“We launched the city’s inaugural Relay for Life back in 1999. I was responsible for all aspects of the event, from logistics to sponsorships, and promotion to participants. Corporate sponsors came on board and volunteers from among their staff organized the planning and implementation.
“Without local support from the community and the private and public sectors, Relay For Life would not have blossomed into this incredibly heartfelt annual event. Relay does so much to raise cancer awareness, as well as funds to carry on client programs and support ground-breaking research.”
Keaney-Burns credits volunteers with making it all work. “Their dedication and contribution are critical to success.”
Like many non-profits, the CCS is volunteer-driven. “Without community volunteers, we wouldn’t be able to operate our organization or offer the support that cancer patients have today.”
Students in volunteer-hours programs at school also contribute significantly to the successful operation of the northeast community office, which covers a broad territory, from Manitoulin Island to Sudbury and North Bay, to Timmins and Chapleau. “We really appreciate and rely on their help with Daffodil Day and Pink Ribbon sales and assisting us at Relay For Life, Run For The Cure and Mudmoiselle.”
The CCS regularly hosts co-op and summer placements from Cambrian College, Collège Boréal and Laurentian University. This connection with learning institutions is mutually beneficial: Students learn about cancer and patient support programs, while building their experience in communication and project management. “The Cancer Society benefits greatly from the knowledge and creativity that they bring to the table.”
To that end, CCS has welcomed student leaders to participate on their advisory committee. “There’s nothing more valuable than the voice of young people. They are our future. Not-for-profits need to embrace their ideas and learn from this new generation of volunteers how to broaden their reach to include a younger audience.”
For Keaney-Burns, it has been very touching to see families participate in Relay year after year, and then to see their children and grandchildren taking part. “No one should be afraid to try volunteering. It’s rewarding and fun for all generations.”
There are many ways to contribute time and effort to a variety of organizations that rely on volunteers.
“They will greet you with open arms! The Canadian Cancer Society is so welcoming. They guide you and ensure you are comfortable in the volunteer role you take. No strings attached.”
Cathy Keaney-Burns’ Volunteer Words of Wisdom
“Until they get involved as a volunteer, many people just don’t realize the positive impact they can have on others’ lives, and how much they’re appreciated and admired for that gift of time and talent.
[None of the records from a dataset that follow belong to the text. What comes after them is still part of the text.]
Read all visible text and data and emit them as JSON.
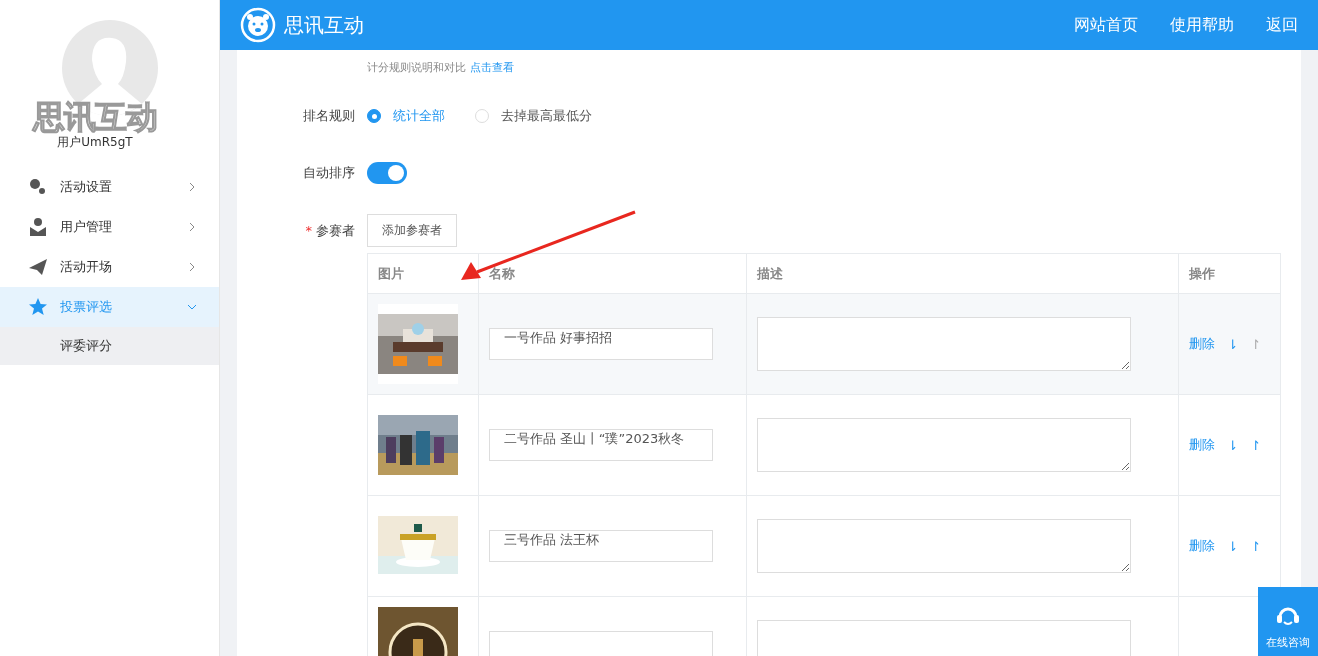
{
  "sidebar": {
    "brand_text": "思讯互动",
    "username": "用户UmR5gT",
    "items": [
      {
        "label": "活动设置",
        "expanded": false,
        "selected": false
      },
      {
        "label": "用户管理",
        "expanded": false,
        "selected": false
      },
      {
        "label": "活动开场",
        "expanded": false,
        "selected": false
      },
      {
        "label": "投票评选",
        "expanded": true,
        "selected": true,
        "children": [
          {
            "label": "评委评分",
            "selected": false
          }
        ]
      }
    ]
  },
  "header": {
    "title": "思讯互动",
    "links": [
      "网站首页",
      "使用帮助",
      "返回"
    ]
  },
  "form": {
    "rule_note": "计分规则说明和对比",
    "rule_link": "点击查看",
    "ranking_label": "排名规则",
    "ranking_options": [
      {
        "label": "统计全部",
        "selected": true
      },
      {
        "label": "去掉最高最低分",
        "selected": false
      }
    ],
    "auto_sort_label": "自动排序",
    "auto_sort_on": true,
    "participants_label": "参赛者",
    "required_mark": "*",
    "add_button": "添加参赛者"
  },
  "table": {
    "columns": [
      "图片",
      "名称",
      "描述",
      "操作"
    ],
    "rows": [
      {
        "kind": "full",
        "name": "一号作品  好事招招",
        "delete": "删除",
        "down": "⇂",
        "up": "↾",
        "up_disabled": true
      },
      {
        "kind": "full",
        "name": "二号作品  圣山丨“璞”2023秋冬",
        "delete": "删除",
        "down": "⇂",
        "up": "↾",
        "up_disabled": false
      },
      {
        "kind": "full",
        "name": "三号作品  法王杯",
        "delete": "删除",
        "down": "⇂",
        "up": "↾",
        "up_disabled": false
      },
      {
        "kind": "cut"
      }
    ]
  },
  "chat_widget": {
    "label": "在线咨询"
  }
}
Many not-for-profits operate with only a few staff, and without their teams of volunteers, these organizations would simply not survive. They will be truly grateful for any time you can give. They are very understanding and always respectful of life’s obligations.”
Marlene Holkko Moore is a local communications professional and occasional contributor to Sudbury.com.